ABOUT THIS EXERCISE: Your task is to filter the data below down to the lines holding "duration".

(Entries from a dataset of interfaces)
-------------------------
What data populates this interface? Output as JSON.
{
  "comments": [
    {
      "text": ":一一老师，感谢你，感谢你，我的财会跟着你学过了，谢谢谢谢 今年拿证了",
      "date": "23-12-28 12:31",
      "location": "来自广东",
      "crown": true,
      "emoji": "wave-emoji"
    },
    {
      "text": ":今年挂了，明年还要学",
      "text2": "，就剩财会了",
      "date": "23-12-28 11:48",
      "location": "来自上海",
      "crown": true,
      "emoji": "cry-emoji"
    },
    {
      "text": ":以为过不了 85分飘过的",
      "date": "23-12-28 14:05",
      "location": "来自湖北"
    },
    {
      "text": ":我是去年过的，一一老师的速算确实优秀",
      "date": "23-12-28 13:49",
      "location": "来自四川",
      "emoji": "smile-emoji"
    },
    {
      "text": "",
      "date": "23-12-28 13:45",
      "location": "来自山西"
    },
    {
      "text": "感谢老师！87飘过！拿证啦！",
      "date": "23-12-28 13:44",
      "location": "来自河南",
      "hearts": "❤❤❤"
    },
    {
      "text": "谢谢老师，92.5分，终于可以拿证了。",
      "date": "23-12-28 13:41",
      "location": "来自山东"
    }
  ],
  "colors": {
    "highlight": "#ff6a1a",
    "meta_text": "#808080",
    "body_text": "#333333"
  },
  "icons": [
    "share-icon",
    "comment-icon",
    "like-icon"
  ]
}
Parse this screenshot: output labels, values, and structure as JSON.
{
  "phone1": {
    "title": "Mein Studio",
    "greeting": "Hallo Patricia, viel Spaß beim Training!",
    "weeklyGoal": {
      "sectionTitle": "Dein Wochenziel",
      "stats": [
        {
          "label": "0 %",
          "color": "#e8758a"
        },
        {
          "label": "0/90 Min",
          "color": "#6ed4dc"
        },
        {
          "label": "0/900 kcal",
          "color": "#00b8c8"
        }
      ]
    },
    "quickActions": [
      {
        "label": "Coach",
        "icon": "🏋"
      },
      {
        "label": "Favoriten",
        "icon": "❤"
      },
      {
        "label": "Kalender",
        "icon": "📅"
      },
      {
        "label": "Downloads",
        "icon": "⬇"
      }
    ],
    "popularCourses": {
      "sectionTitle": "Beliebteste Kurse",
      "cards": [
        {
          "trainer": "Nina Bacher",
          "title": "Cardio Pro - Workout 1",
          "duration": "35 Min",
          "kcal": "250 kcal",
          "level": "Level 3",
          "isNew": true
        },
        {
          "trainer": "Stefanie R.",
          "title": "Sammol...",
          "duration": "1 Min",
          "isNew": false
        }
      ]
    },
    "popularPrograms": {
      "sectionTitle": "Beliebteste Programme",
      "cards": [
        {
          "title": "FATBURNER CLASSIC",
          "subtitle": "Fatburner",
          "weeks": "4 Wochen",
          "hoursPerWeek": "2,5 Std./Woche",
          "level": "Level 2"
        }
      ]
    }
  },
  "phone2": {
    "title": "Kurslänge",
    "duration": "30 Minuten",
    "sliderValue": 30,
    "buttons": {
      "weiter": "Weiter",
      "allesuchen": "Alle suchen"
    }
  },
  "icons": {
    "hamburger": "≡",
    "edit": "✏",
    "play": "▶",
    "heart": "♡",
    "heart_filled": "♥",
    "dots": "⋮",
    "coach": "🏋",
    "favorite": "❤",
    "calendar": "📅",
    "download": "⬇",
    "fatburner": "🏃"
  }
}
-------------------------
SOLUTION:
          "duration": "35 Min",
          "duration": "1 Min",
    "duration": "30 Minuten",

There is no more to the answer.